Nocturne

Daddy was a slick devil, so he must have thought my sister his
succubus; a mud-bone Lilith, her lurid tresses struck shut with
igneous flicker when it happened in the black. His cinereous 

peepers, glazed over moons which pierced through Tweety Bird
jammies. He tended to sissy’s unassuming sinew with his eyes first
so as to handle the unfathered clitoris with the only sort of care 

Illustration by Lauren Nassef

The Obituary

When reporting on suicide, the CDC advises against including the suicide method or overly positive descriptions of the deceased for fear of causing contagion. 

Which gave Reporter Jane a problem in reporting on how her dad did what he did. She can’t mention the means, so readers will be left to wonder:

Was it a gun? A rope? A razor? Pills? Poison? A train? A hair-dryer? 

And (according to the CDC), the mildly suicidal among them will begin to salivate.
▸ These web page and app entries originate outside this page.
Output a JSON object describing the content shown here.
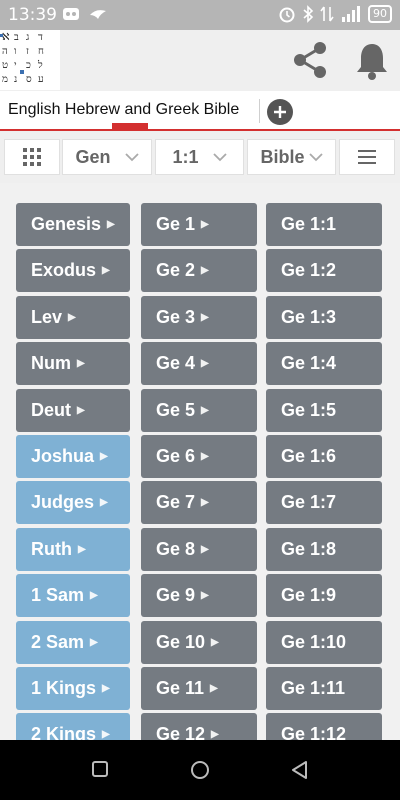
{
  "status": {
    "time": "13:39",
    "battery": "90",
    "network": "3G"
  },
  "tab": {
    "label": "English Hebrew and Greek Bible"
  },
  "toolbar": {
    "book": "Gen",
    "verse": "1:1",
    "bible": "Bible"
  },
  "books": [
    {
      "label": "Genesis",
      "group": "law"
    },
    {
      "label": "Exodus",
      "group": "law"
    },
    {
      "label": "Lev",
      "group": "law"
    },
    {
      "label": "Num",
      "group": "law"
    },
    {
      "label": "Deut",
      "group": "law"
    },
    {
      "label": "Joshua",
      "group": "history"
    },
    {
      "label": "Judges",
      "group": "history"
    },
    {
      "label": "Ruth",
      "group": "history"
    },
    {
      "label": "1 Sam",
      "group": "history"
    },
    {
      "label": "2 Sam",
      "group": "history"
    },
    {
      "label": "1 Kings",
      "group": "history"
    },
    {
      "label": "2 Kings",
      "group": "history"
    }
  ],
  "chapters": [
    "Ge 1",
    "Ge 2",
    "Ge 3",
    "Ge 4",
    "Ge 5",
    "Ge 6",
    "Ge 7",
    "Ge 8",
    "Ge 9",
    "Ge 10",
    "Ge 11",
    "Ge 12"
  ],
  "verses": [
    "Ge 1:1",
    "Ge 1:2",
    "Ge 1:3",
    "Ge 1:4",
    "Ge 1:5",
    "Ge 1:6",
    "Ge 1:7",
    "Ge 1:8",
    "Ge 1:9",
    "Ge 1:10",
    "Ge 1:11",
    "Ge 1:12"
  ],
  "colors": {
    "accent": "#d32f2f",
    "button_gray": "#757b82",
    "button_blue": "#7fb1d4"
  },
  "icons": {
    "share": "share-icon",
    "bell": "bell-icon",
    "add": "plus-icon",
    "grid": "grid-icon",
    "menu": "hamburger-icon"
  }
}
Trout

Two years after her mother’s death, Jane’s boyfriend asked her to marry him, and nine months later, they moved across the country to start their new life. Jane was twenty-nine, ready to step away from Phoenix after a hard few years. Ryan had taken a job at a recording studio in Tennessee, and he pointed out that the public schools there were as bad as the ones in Arizona, so she could easily fail teaching fourth graders in either place. Her father was a kind, if distant, ichthyologist, and he seemed to think the move was maybe not ideal, but maybe not a bad idea. Jane was excited to start over. She’d been adopted when she was six, and she thought of six as the beginning of her real childhood. As they drove out of town, she decided twenty-nine was the beginning of her real adult life.

Photograph by Jeff Sharlet

Not Even My Own

I thought they were wild but I’m told irises rarely are. Planted; invasive; European, mostly, or Asian. But there are natives, too. These, with their ribbed yellow tongues, resemble an iris called the wild flag, which grows from Nova Scotia to Sitka. How might it have come to this small valley? First a bulb, then a garden, then flowers, planted; now flowers, wild. Escapees or refugees, invaders or simply the left behind.

The Week Before She Died

I dream us young, again,
mother and daughter back
on 69th Street inside
our old brownstone—across
from the church, patch of lawn— 

a house neglected, wrecked,
as if the family
had been forced at gunpoint
to move away. In corners
dirt stacked like miniscule

Illustration by Anna Schuleit Haber

Renovation

Water, I learned, was the most abundant element in nature whose only value came from controlled and measured distribution. Our lives invariably revolved around its input and output, and the same rules which governed the natural world were also true for our family’s own ecosystem.

Smother

She was very young then. It had to be 1974 because she was in second grade at Buhr Elementary School, which was the faded-red-brick building set back from the busy street; she has forgotten the name of the street and much of her life at that time, but she remembers the school, she remembers a teacher who was kind to her, she remembers Rock Basin Park, where the child was smothered.